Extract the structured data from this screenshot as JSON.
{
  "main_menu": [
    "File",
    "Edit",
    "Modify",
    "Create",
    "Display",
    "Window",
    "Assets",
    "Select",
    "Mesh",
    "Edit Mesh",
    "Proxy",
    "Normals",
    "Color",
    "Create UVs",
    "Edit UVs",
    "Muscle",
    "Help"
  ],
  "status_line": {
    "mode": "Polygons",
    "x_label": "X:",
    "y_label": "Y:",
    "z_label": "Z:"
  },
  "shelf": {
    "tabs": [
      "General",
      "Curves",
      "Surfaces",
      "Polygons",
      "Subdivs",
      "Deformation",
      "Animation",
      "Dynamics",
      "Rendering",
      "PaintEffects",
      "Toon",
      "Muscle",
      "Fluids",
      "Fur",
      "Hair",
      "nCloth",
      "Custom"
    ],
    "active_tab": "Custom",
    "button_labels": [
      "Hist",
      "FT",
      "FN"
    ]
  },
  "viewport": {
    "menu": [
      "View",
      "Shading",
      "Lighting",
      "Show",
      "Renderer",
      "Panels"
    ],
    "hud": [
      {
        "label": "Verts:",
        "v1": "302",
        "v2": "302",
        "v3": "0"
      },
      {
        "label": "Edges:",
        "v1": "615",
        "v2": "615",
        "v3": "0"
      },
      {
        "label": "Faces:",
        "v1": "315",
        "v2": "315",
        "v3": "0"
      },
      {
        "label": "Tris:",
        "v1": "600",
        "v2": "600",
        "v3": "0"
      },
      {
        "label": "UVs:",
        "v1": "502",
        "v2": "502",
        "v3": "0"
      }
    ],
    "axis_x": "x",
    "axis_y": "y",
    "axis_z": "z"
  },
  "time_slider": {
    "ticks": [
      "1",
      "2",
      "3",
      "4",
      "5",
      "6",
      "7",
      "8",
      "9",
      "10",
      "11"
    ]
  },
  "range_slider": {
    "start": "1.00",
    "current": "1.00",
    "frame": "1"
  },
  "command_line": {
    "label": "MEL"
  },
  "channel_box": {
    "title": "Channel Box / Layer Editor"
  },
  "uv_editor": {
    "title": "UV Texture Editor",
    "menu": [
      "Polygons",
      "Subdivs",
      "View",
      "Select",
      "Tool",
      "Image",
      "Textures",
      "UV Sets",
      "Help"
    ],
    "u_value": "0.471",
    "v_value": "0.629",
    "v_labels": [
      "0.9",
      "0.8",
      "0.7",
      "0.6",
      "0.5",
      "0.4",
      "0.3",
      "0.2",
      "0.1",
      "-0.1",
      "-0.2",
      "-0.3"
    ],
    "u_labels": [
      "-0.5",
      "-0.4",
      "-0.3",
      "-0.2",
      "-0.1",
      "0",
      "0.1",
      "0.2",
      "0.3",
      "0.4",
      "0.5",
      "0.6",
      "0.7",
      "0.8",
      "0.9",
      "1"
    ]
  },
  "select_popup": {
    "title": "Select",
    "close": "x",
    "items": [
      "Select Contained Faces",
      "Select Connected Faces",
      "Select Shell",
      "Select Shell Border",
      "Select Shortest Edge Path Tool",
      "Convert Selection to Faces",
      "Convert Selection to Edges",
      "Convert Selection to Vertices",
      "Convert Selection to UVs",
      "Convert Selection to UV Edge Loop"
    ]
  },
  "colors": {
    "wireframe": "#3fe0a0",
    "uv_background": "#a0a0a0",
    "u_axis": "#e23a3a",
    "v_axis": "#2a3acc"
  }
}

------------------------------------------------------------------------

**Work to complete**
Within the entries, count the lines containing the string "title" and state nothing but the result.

**Written answer**
3